Jason Elmore & Hoodoo Witch – Champagne Velvet
14 songs – 49 minutes
Dallas-based Jason Elmore & Hoodoo Witch’s third album has been keenly awaited since the success of their previous effort, Tell You What, which was nominated in Blues Blast magazine as Best Blues Rock Album back in 2013. As it turns out, Champagne Velvet actually represents something of a departure for the band from its earlier albums, exploring more blues and soul and less straight-out rock, albeit always with the eclectic tastes of a man who is as happy playing solo slide guitar on an old resonator (as on the country blues of “Green To Gone”) as he is wailing away on harmony guitars on the Grateful Dead-style rock instrumental of “Lament For Evelyn McHale”. As Elmore himself notes in an interview published on the band’s website, “I do enjoy being a free spirit and smoking grass and listening to Black Sabbath.” That is certainly the impression gained from listening to Champagne Velvet.
Elmore wrote all 14 songs on an album in which he displays a rare breadth of interest and sense of adventure, reminiscent at times of a blues-based Ginger Wildheart. The shuffle of “Maybe” somehow successfully treads a delicate line between Ritchie Blackmore’s Rainbow and the Fabulous Thunderbirds. The more traditional Texas shuffle of “Double My Money” has typically sparkling lyrics: “Every time I get my hands on a dollar, I end up madder than hell. I lose my mind and give every dime to some fair-weather Jezebel. My grandmother told me some mighty fine advice. She said if you deal with the devil too long, expect to pay one hell of a price. She said a sure-fire way to double your money is to fold it in half and put it back in your pocket.” The instrumental title track blends jazz and swing, while the beautiful soul ballad of “Right As Rain” is a joyous declaration of love. There is the random spoken word extract of “The Promise”, the jump blues of “Cross-Eyed Woman”, the AOR of “Shine Your Light” and the country-pop-rock of “Midnight In Memphis”, all book-ended by two flat-out boogies in “House Rockin’ Boogie #7” and “Mary Jane.” Entertainingly, towards the end of “Midnight In Memphis”, Elmore even throws in a hint of the Rolling Stones’ “Just My Imagination”.

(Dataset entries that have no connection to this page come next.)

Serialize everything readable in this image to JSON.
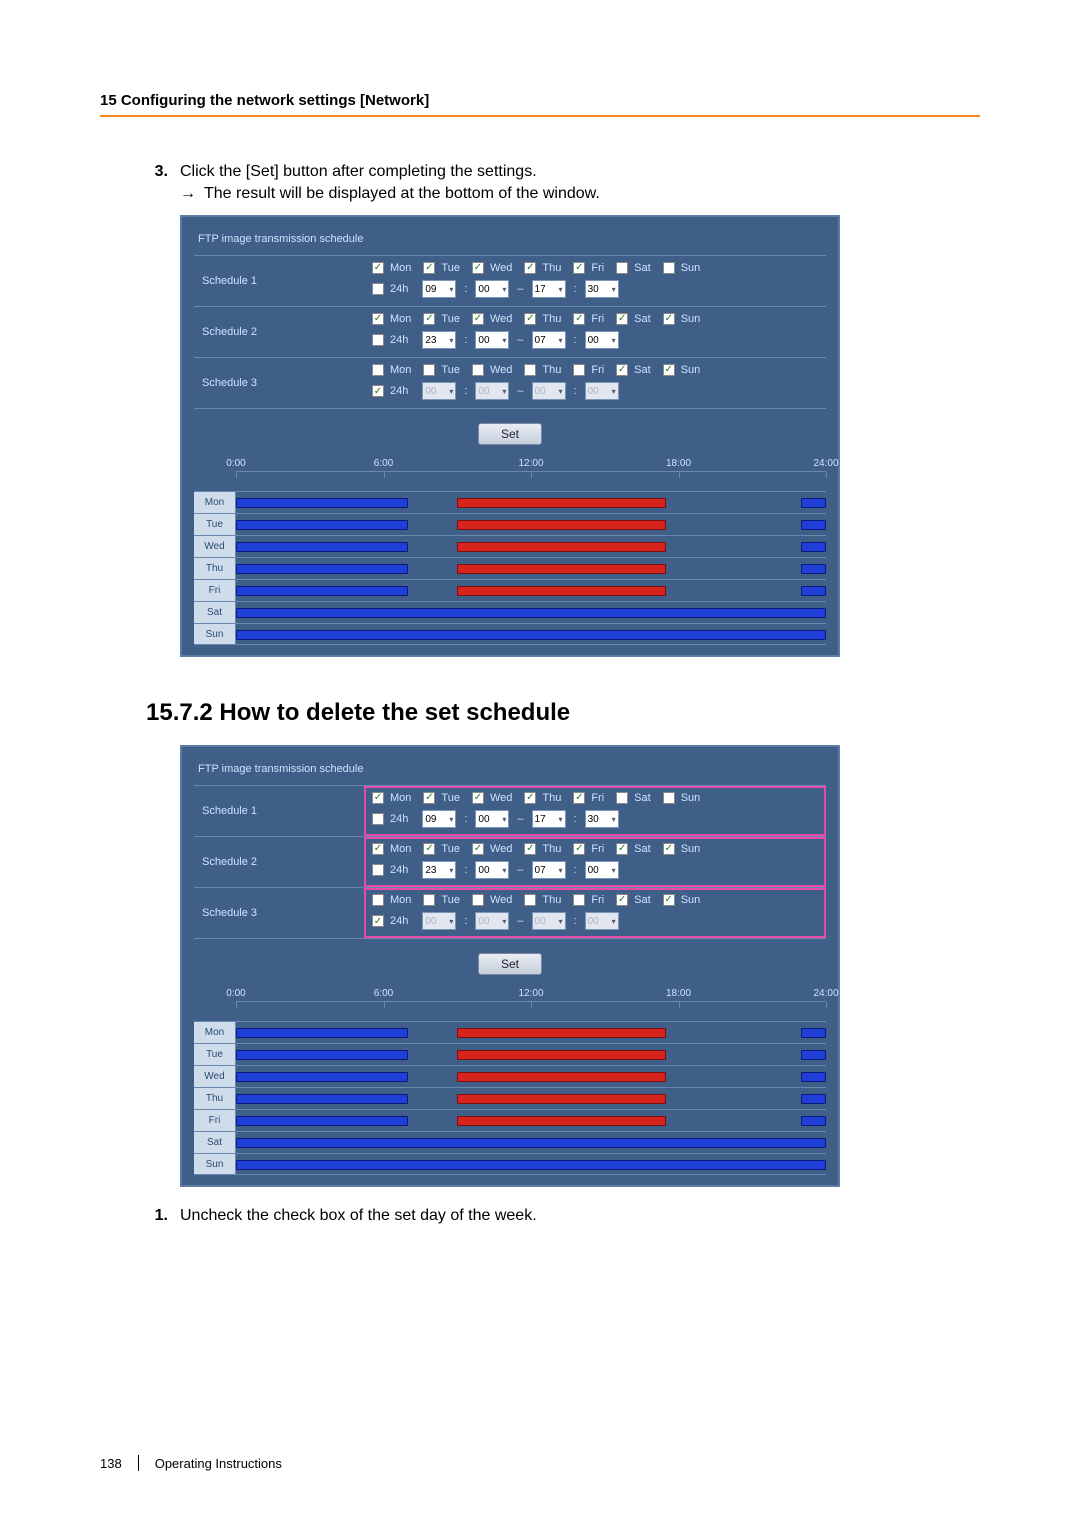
{
  "header": {
    "title": "15 Configuring the network settings [Network]"
  },
  "step3": {
    "num": "3.",
    "text": "Click the [Set] button after completing the settings.",
    "arrow": "→",
    "sub": "The result will be displayed at the bottom of the window."
  },
  "panel": {
    "title": "FTP image transmission schedule",
    "set_label": "Set",
    "days": [
      "Mon",
      "Tue",
      "Wed",
      "Thu",
      "Fri",
      "Sat",
      "Sun"
    ],
    "h24": "24h",
    "schedules": [
      {
        "label": "Schedule 1",
        "checks": [
          true,
          true,
          true,
          true,
          true,
          false,
          false
        ],
        "h24": false,
        "t": [
          "09",
          "00",
          "17",
          "30"
        ],
        "disabled": false
      },
      {
        "label": "Schedule 2",
        "checks": [
          true,
          true,
          true,
          true,
          true,
          true,
          true
        ],
        "h24": false,
        "t": [
          "23",
          "00",
          "07",
          "00"
        ],
        "disabled": false
      },
      {
        "label": "Schedule 3",
        "checks": [
          false,
          false,
          false,
          false,
          false,
          true,
          true
        ],
        "h24": true,
        "t": [
          "00",
          "00",
          "00",
          "00"
        ],
        "disabled": true
      }
    ],
    "axis": [
      "0:00",
      "6:00",
      "12:00",
      "18:00",
      "24:00"
    ],
    "timeline": {
      "Mon": [
        {
          "c": "c2",
          "s": 0,
          "e": 29.17
        },
        {
          "c": "c1",
          "s": 37.5,
          "e": 72.92
        },
        {
          "c": "c2",
          "s": 95.83,
          "e": 100
        }
      ],
      "Tue": [
        {
          "c": "c2",
          "s": 0,
          "e": 29.17
        },
        {
          "c": "c1",
          "s": 37.5,
          "e": 72.92
        },
        {
          "c": "c2",
          "s": 95.83,
          "e": 100
        }
      ],
      "Wed": [
        {
          "c": "c2",
          "s": 0,
          "e": 29.17
        },
        {
          "c": "c1",
          "s": 37.5,
          "e": 72.92
        },
        {
          "c": "c2",
          "s": 95.83,
          "e": 100
        }
      ],
      "Thu": [
        {
          "c": "c2",
          "s": 0,
          "e": 29.17
        },
        {
          "c": "c1",
          "s": 37.5,
          "e": 72.92
        },
        {
          "c": "c2",
          "s": 95.83,
          "e": 100
        }
      ],
      "Fri": [
        {
          "c": "c2",
          "s": 0,
          "e": 29.17
        },
        {
          "c": "c1",
          "s": 37.5,
          "e": 72.92
        },
        {
          "c": "c2",
          "s": 95.83,
          "e": 100
        }
      ],
      "Sat": [
        {
          "c": "c2",
          "s": 0,
          "e": 100
        }
      ],
      "Sun": [
        {
          "c": "c2",
          "s": 0,
          "e": 100
        }
      ]
    }
  },
  "section2": {
    "title": "15.7.2  How to delete the set schedule"
  },
  "step1": {
    "num": "1.",
    "text": "Uncheck the check box of the set day of the week."
  },
  "footer": {
    "page": "138",
    "label": "Operating Instructions"
  }
}
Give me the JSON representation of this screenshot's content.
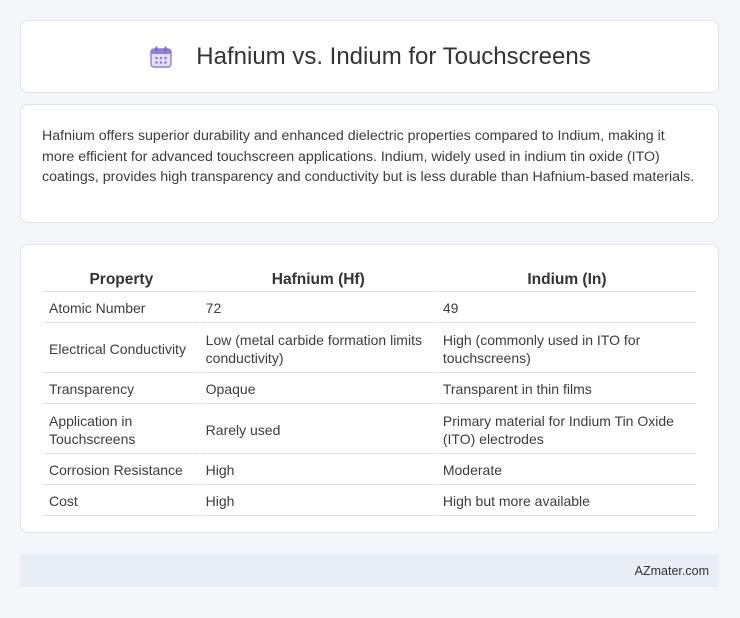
{
  "header": {
    "title": "Hafnium vs. Indium for Touchscreens",
    "icon": "calendar-icon",
    "icon_color": "#8b7fd8"
  },
  "summary": {
    "text": "Hafnium offers superior durability and enhanced dielectric properties compared to Indium, making it more efficient for advanced touchscreen applications. Indium, widely used in indium tin oxide (ITO) coatings, provides high transparency and conductivity but is less durable than Hafnium-based materials."
  },
  "table": {
    "headers": [
      "Property",
      "Hafnium (Hf)",
      "Indium (In)"
    ],
    "rows": [
      [
        "Atomic Number",
        "72",
        "49"
      ],
      [
        "Electrical Conductivity",
        "Low (metal carbide formation limits conductivity)",
        "High (commonly used in ITO for touchscreens)"
      ],
      [
        "Transparency",
        "Opaque",
        "Transparent in thin films"
      ],
      [
        "Application in Touchscreens",
        "Rarely used",
        "Primary material for Indium Tin Oxide (ITO) electrodes"
      ],
      [
        "Corrosion Resistance",
        "High",
        "Moderate"
      ],
      [
        "Cost",
        "High",
        "High but more available"
      ]
    ]
  },
  "footer": {
    "text": "AZmater.com"
  }
}
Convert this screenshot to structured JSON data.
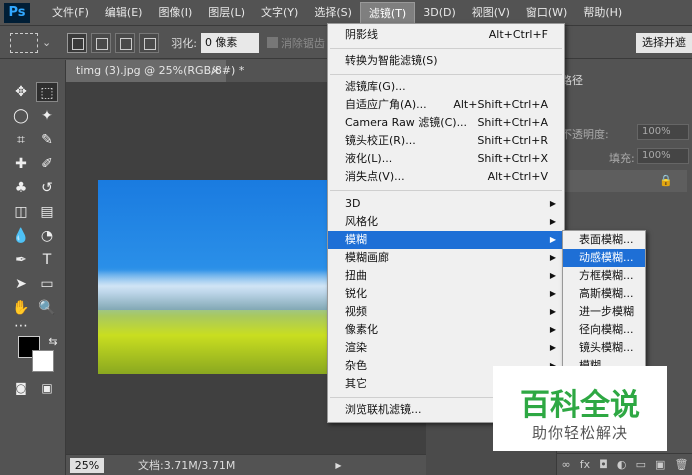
{
  "app": {
    "logo": "Ps"
  },
  "menubar": [
    "文件(F)",
    "编辑(E)",
    "图像(I)",
    "图层(L)",
    "文字(Y)",
    "选择(S)",
    "滤镜(T)",
    "3D(D)",
    "视图(V)",
    "窗口(W)",
    "帮助(H)"
  ],
  "options": {
    "feather_label": "羽化:",
    "feather_value": "0 像素",
    "antialias_label": "消除锯齿",
    "select_subject": "选择并遮"
  },
  "document": {
    "tab_title": "timg (3).jpg @ 25%(RGB/8#) *",
    "close": "×",
    "zoom": "25%",
    "doc_info": "文档:3.71M/3.71M",
    "arrow": "▶"
  },
  "filter_menu": {
    "items": [
      {
        "label": "阴影线",
        "shortcut": "Alt+Ctrl+F"
      },
      {
        "label": "转换为智能滤镜(S)",
        "shortcut": ""
      },
      {
        "label": "滤镜库(G)...",
        "shortcut": ""
      },
      {
        "label": "自适应广角(A)...",
        "shortcut": "Alt+Shift+Ctrl+A"
      },
      {
        "label": "Camera Raw 滤镜(C)...",
        "shortcut": "Shift+Ctrl+A"
      },
      {
        "label": "镜头校正(R)...",
        "shortcut": "Shift+Ctrl+R"
      },
      {
        "label": "液化(L)...",
        "shortcut": "Shift+Ctrl+X"
      },
      {
        "label": "消失点(V)...",
        "shortcut": "Alt+Ctrl+V"
      },
      {
        "label": "3D",
        "shortcut": ""
      },
      {
        "label": "风格化",
        "shortcut": ""
      },
      {
        "label": "模糊",
        "shortcut": ""
      },
      {
        "label": "模糊画廊",
        "shortcut": ""
      },
      {
        "label": "扭曲",
        "shortcut": ""
      },
      {
        "label": "锐化",
        "shortcut": ""
      },
      {
        "label": "视频",
        "shortcut": ""
      },
      {
        "label": "像素化",
        "shortcut": ""
      },
      {
        "label": "渲染",
        "shortcut": ""
      },
      {
        "label": "杂色",
        "shortcut": ""
      },
      {
        "label": "其它",
        "shortcut": ""
      },
      {
        "label": "浏览联机滤镜...",
        "shortcut": ""
      }
    ]
  },
  "blur_submenu": {
    "items": [
      "表面模糊...",
      "动感模糊...",
      "方框模糊...",
      "高斯模糊...",
      "进一步模糊",
      "径向模糊...",
      "镜头模糊...",
      "模糊"
    ]
  },
  "right_panel": {
    "tab": "路径",
    "opacity_label": "不透明度:",
    "opacity_value": "100%",
    "fill_label": "填充:",
    "fill_value": "100%",
    "lock": "🔒",
    "footer": [
      "∞",
      "fx",
      "◘",
      "◐",
      "▭",
      "▣",
      "🗑"
    ]
  },
  "watermark": {
    "title": "百科全说",
    "subtitle": "助你轻松解决"
  },
  "colors": {
    "accent": "#1e6fd6",
    "watermark_green": "#2ea843"
  }
}
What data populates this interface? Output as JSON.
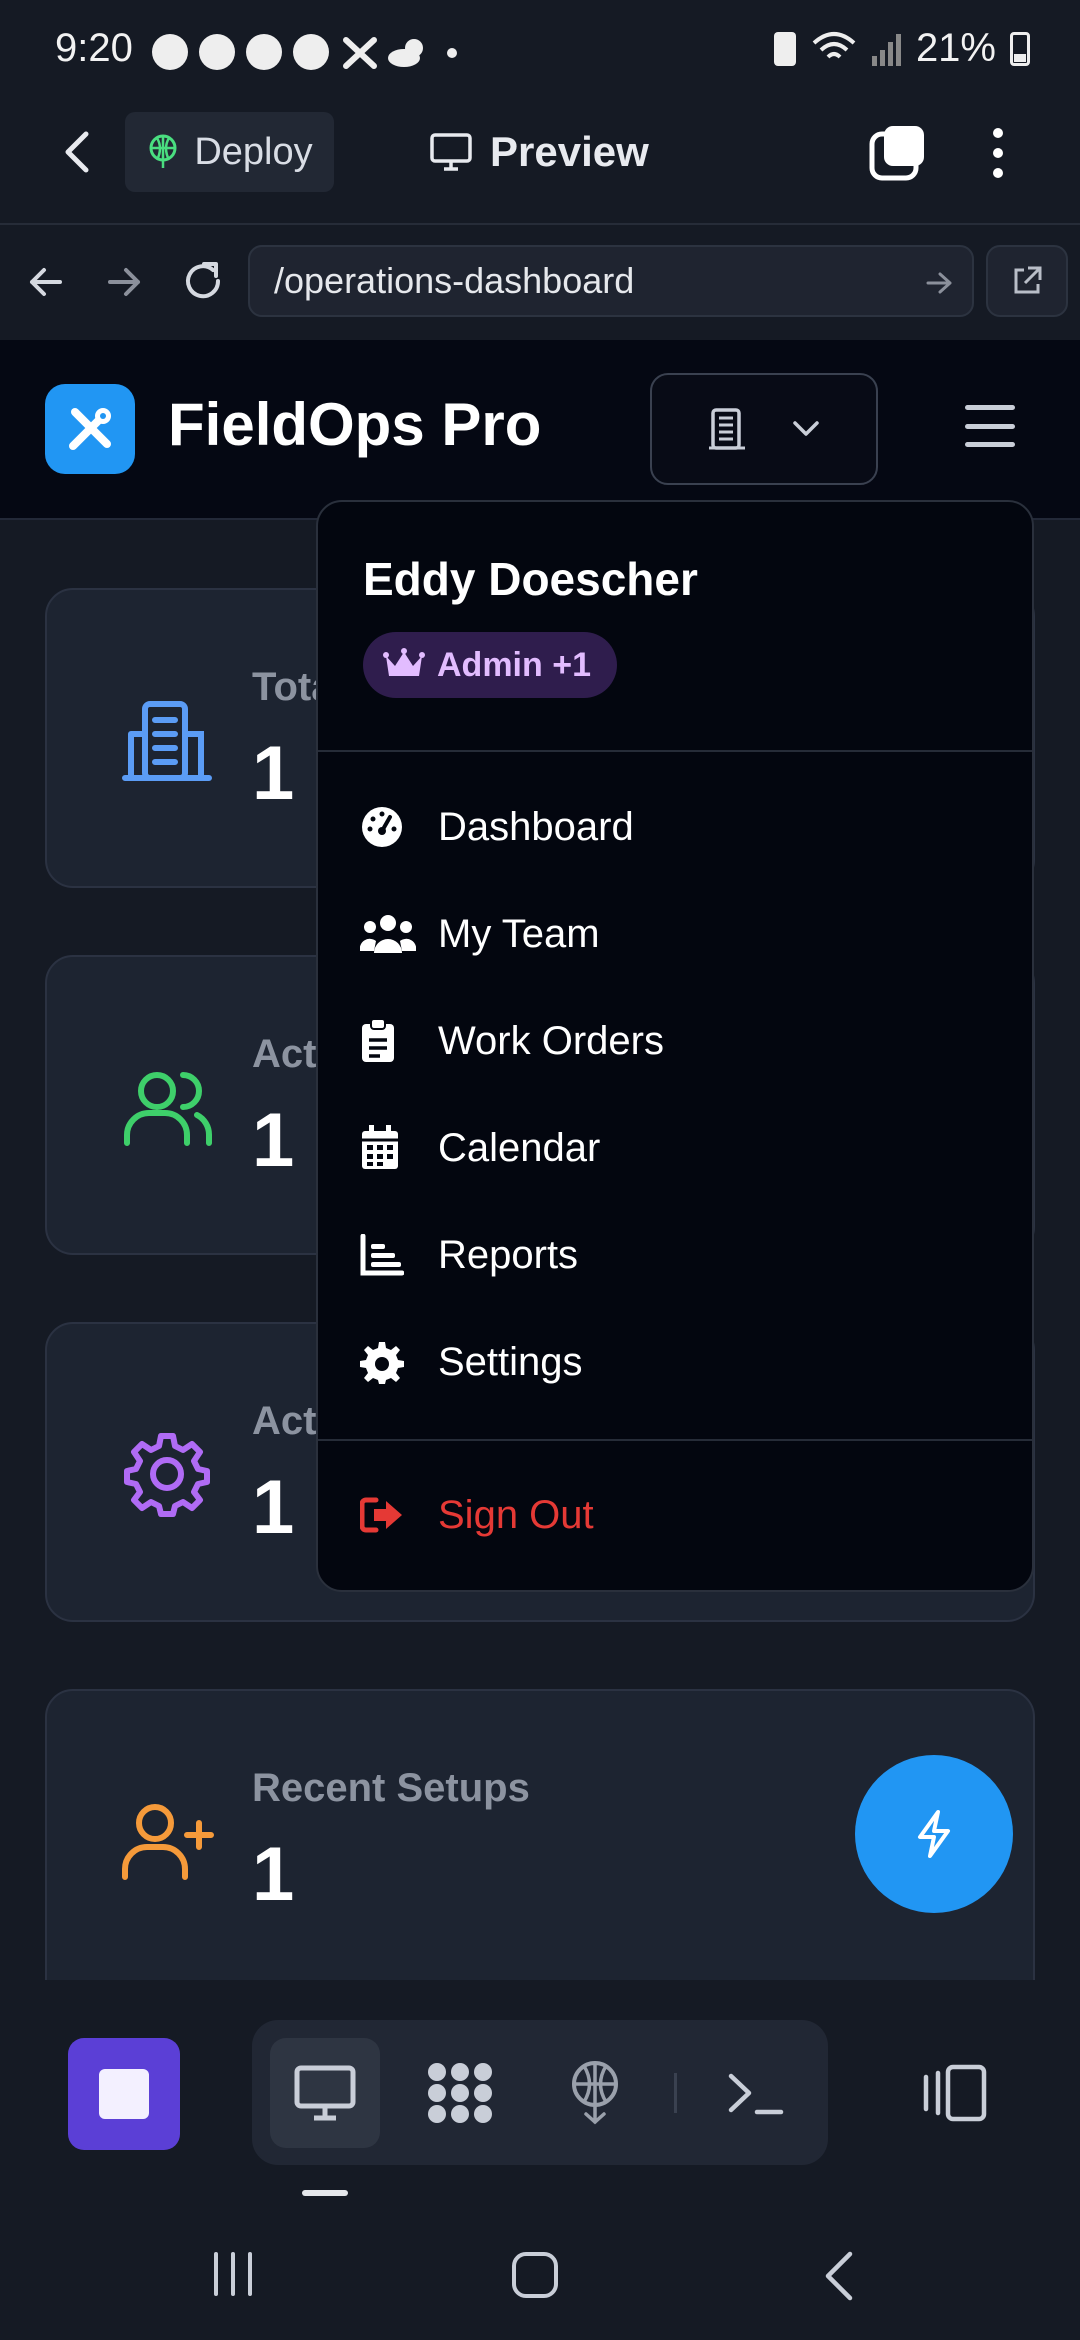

The rhythm section of drummer Mike Talbot and bassist Brandon Katona lays down a variety of mighty grooves for the songs while Elmore himself provides all the vocals and guitars. A superb single note electric soloist, Elmore is also a sensitive, subtle acoustic finger-picker, evoking memories at times of the late, great Rory Gallagher, both in his playing and his songwriting. He is also an emotionally-charged singer.
Recorded at Audio Dallas in Garland, Texas, with engineer Paul Osborn, there is an enticing rawness to the sound of Champagne Velvet, which complements the warmth of the performances.
The three-year wait since Tell You What has been worthwhile. Champagne Velvet is a very impressive slab of modern blues and further evidence that Jason Elmore & Hoodoo Witch are on the cusp of great things.